**Work request:** From the listing below, extract every line in which the word "access" appears.

**Data:**
▶

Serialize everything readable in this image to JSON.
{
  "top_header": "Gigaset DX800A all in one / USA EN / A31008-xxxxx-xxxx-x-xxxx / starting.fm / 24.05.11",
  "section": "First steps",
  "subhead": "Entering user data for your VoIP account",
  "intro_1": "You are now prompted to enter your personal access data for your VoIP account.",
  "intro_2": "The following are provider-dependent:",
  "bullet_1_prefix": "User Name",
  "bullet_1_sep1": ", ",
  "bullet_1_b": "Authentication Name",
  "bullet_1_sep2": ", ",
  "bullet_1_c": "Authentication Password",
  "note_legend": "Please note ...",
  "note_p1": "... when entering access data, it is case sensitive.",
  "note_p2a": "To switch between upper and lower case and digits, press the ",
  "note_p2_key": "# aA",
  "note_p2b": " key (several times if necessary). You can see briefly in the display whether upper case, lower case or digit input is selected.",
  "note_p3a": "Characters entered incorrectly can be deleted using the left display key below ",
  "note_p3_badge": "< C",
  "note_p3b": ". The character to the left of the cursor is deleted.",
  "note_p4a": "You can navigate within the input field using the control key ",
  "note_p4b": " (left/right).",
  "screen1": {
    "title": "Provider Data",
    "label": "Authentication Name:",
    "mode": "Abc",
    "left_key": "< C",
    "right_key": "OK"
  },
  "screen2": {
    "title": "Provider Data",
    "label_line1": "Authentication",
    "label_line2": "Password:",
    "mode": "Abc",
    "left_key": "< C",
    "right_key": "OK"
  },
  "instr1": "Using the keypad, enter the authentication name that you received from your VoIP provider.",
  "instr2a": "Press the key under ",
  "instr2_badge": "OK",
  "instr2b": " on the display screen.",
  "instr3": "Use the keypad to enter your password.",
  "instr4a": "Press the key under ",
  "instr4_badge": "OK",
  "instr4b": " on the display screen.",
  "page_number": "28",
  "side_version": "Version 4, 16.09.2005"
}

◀

**Result for this task:**
  "intro_1": "You are now prompted to enter your personal access data for your VoIP account.",
  "note_p1": "... when entering access data, it is case sensitive.",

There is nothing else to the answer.